What the task requires.
I'd like the entries repeated exactly, without their pictures.
─── Information provided ───
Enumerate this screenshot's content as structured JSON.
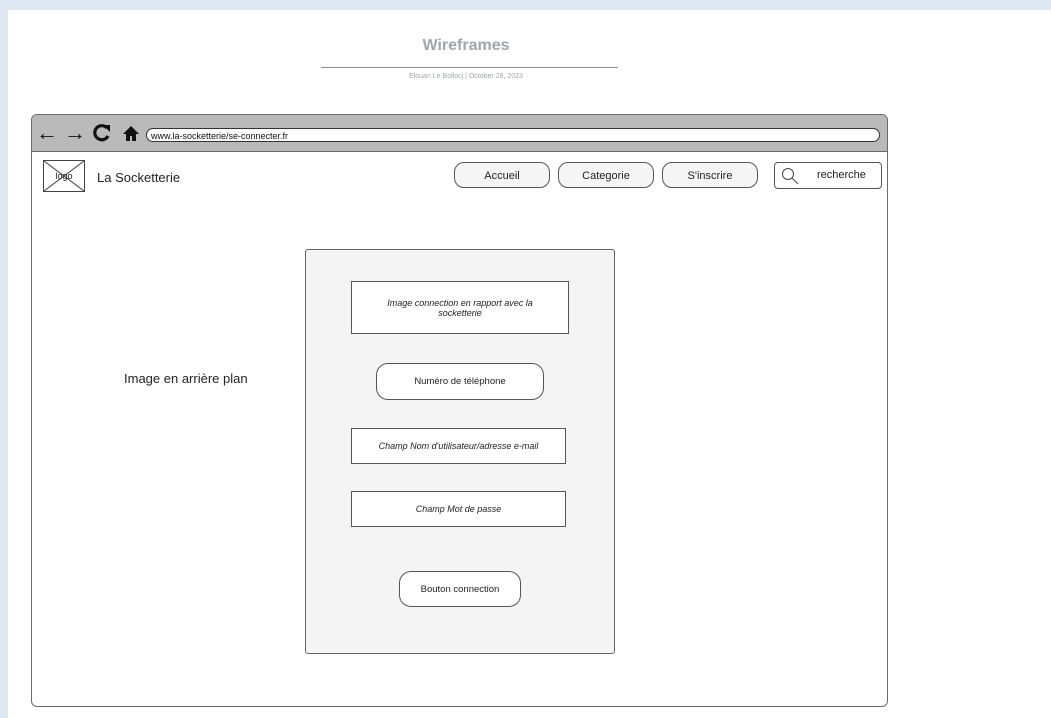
{
  "document": {
    "title": "Wireframes",
    "meta": "Elouan Le Bollocj  |  October 28, 2023"
  },
  "browser": {
    "url": "www.la-socketterie/se-connecter.fr",
    "icons": {
      "back": "arrow-left-icon",
      "forward": "arrow-right-icon",
      "reload": "reload-icon",
      "home": "home-icon"
    }
  },
  "header": {
    "logo_text": "logo",
    "site_name": "La Socketterie",
    "nav": [
      {
        "label": "Accueil"
      },
      {
        "label": "Categorie"
      },
      {
        "label": "S'inscrire"
      }
    ],
    "search": {
      "label": "recherche",
      "icon": "search-icon"
    }
  },
  "main": {
    "background_label": "Image en arrière plan",
    "form": {
      "image_placeholder": "Image connection en rapport avec la socketterie",
      "phone_button": "Numéro de téléphone",
      "username_field": "Champ Nom d'utilisateur/adresse e-mail",
      "password_field": "Champ Mot de passe",
      "submit_button": "Bouton connection"
    }
  }
}
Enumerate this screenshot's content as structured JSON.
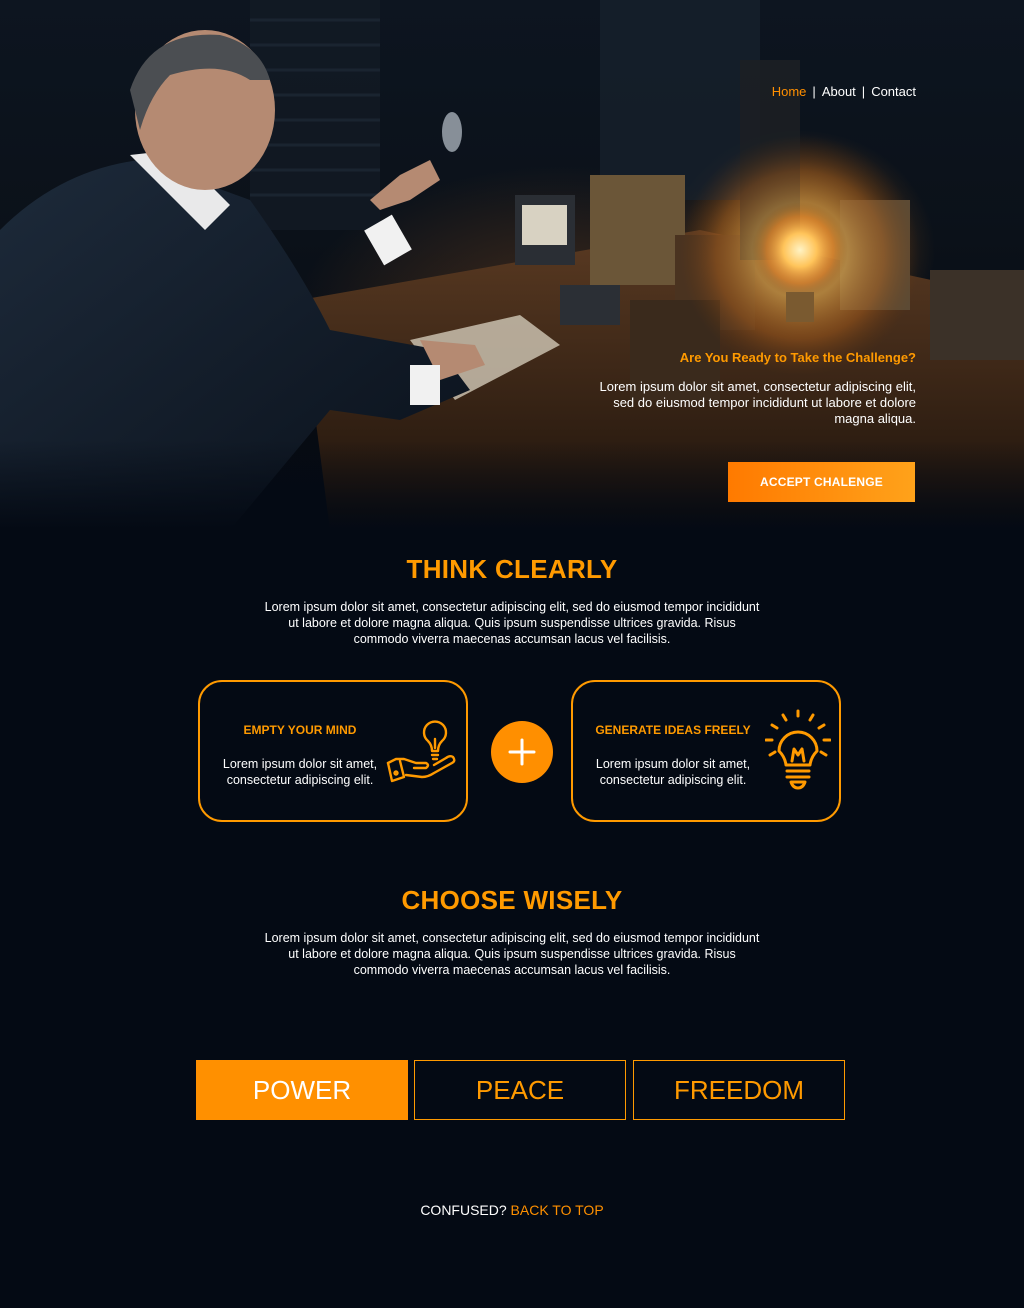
{
  "nav": {
    "items": [
      {
        "label": "Home",
        "active": true
      },
      {
        "label": "About",
        "active": false
      },
      {
        "label": "Contact",
        "active": false
      }
    ],
    "separator": "|"
  },
  "hero": {
    "image_description": "man in suit holding a light bulb at a desk with vintage electrical instruments and a glowing bulb",
    "tagline": "Are You Ready to Take the Challenge?",
    "text": "Lorem ipsum dolor sit amet, consectetur adipiscing elit, sed do eiusmod tempor incididunt ut labore et dolore magna aliqua.",
    "cta_label": "ACCEPT CHALENGE"
  },
  "think_clearly": {
    "title": "THINK CLEARLY",
    "text": "Lorem ipsum dolor sit amet, consectetur adipiscing elit, sed do eiusmod tempor incididunt ut labore et dolore magna aliqua. Quis ipsum suspendisse ultrices gravida. Risus commodo viverra maecenas accumsan lacus vel facilisis.",
    "cards": [
      {
        "title": "EMPTY YOUR MIND",
        "text": "Lorem ipsum dolor sit amet, consectetur adipiscing elit.",
        "icon": "hand-lightbulb-icon"
      },
      {
        "title": "GENERATE IDEAS FREELY",
        "text": "Lorem ipsum dolor sit amet, consectetur adipiscing elit.",
        "icon": "glowing-lightbulb-icon"
      }
    ],
    "plus_icon": "plus-icon"
  },
  "choose_wisely": {
    "title": "CHOOSE WISELY",
    "text": "Lorem ipsum dolor sit amet, consectetur adipiscing elit, sed do eiusmod tempor incididunt ut labore et dolore magna aliqua. Quis ipsum suspendisse ultrices gravida. Risus commodo viverra maecenas accumsan lacus vel facilisis.",
    "options": [
      {
        "label": "POWER",
        "selected": true
      },
      {
        "label": "PEACE",
        "selected": false
      },
      {
        "label": "FREEDOM",
        "selected": false
      }
    ]
  },
  "footer": {
    "label": "CONFUSED?",
    "link": "BACK TO TOP"
  },
  "colors": {
    "background": "#040a14",
    "accent": "#ff9000",
    "text": "#ffffff"
  }
}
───
Task solution.
Enumerate this screenshot's content as structured JSON.
{
  "document": {
    "title": "Wireframes",
    "meta": "Elouan Le Bollocj  |  October 28, 2023"
  },
  "browser": {
    "url": "www.la-socketterie/se-connecter.fr",
    "icons": {
      "back": "arrow-left-icon",
      "forward": "arrow-right-icon",
      "reload": "reload-icon",
      "home": "home-icon"
    }
  },
  "header": {
    "logo_text": "logo",
    "site_name": "La Socketterie",
    "nav": [
      {
        "label": "Accueil"
      },
      {
        "label": "Categorie"
      },
      {
        "label": "S'inscrire"
      }
    ],
    "search": {
      "label": "recherche",
      "icon": "search-icon"
    }
  },
  "main": {
    "background_label": "Image en arrière plan",
    "form": {
      "image_placeholder": "Image connection en rapport avec la socketterie",
      "phone_button": "Numéro de téléphone",
      "username_field": "Champ Nom d'utilisateur/adresse e-mail",
      "password_field": "Champ Mot de passe",
      "submit_button": "Bouton connection"
    }
  }
}
Enumerate this screenshot's content as structured JSON.
{
  "nav": {
    "items": [
      {
        "label": "Home",
        "active": true
      },
      {
        "label": "About",
        "active": false
      },
      {
        "label": "Contact",
        "active": false
      }
    ],
    "separator": "|"
  },
  "hero": {
    "image_description": "man in suit holding a light bulb at a desk with vintage electrical instruments and a glowing bulb",
    "tagline": "Are You Ready to Take the Challenge?",
    "text": "Lorem ipsum dolor sit amet, consectetur adipiscing elit, sed do eiusmod tempor incididunt ut labore et dolore magna aliqua.",
    "cta_label": "ACCEPT CHALENGE"
  },
  "think_clearly": {
    "title": "THINK CLEARLY",
    "text": "Lorem ipsum dolor sit amet, consectetur adipiscing elit, sed do eiusmod tempor incididunt ut labore et dolore magna aliqua. Quis ipsum suspendisse ultrices gravida. Risus commodo viverra maecenas accumsan lacus vel facilisis.",
    "cards": [
      {
        "title": "EMPTY YOUR MIND",
        "text": "Lorem ipsum dolor sit amet, consectetur adipiscing elit.",
        "icon": "hand-lightbulb-icon"
      },
      {
        "title": "GENERATE IDEAS FREELY",
        "text": "Lorem ipsum dolor sit amet, consectetur adipiscing elit.",
        "icon": "glowing-lightbulb-icon"
      }
    ],
    "plus_icon": "plus-icon"
  },
  "choose_wisely": {
    "title": "CHOOSE WISELY",
    "text": "Lorem ipsum dolor sit amet, consectetur adipiscing elit, sed do eiusmod tempor incididunt ut labore et dolore magna aliqua. Quis ipsum suspendisse ultrices gravida. Risus commodo viverra maecenas accumsan lacus vel facilisis.",
    "options": [
      {
        "label": "POWER",
        "selected": true
      },
      {
        "label": "PEACE",
        "selected": false
      },
      {
        "label": "FREEDOM",
        "selected": false
      }
    ]
  },
  "footer": {
    "label": "CONFUSED?",
    "link": "BACK TO TOP"
  },
  "colors": {
    "background": "#040a14",
    "accent": "#ff9000",
    "text": "#ffffff"
  }
}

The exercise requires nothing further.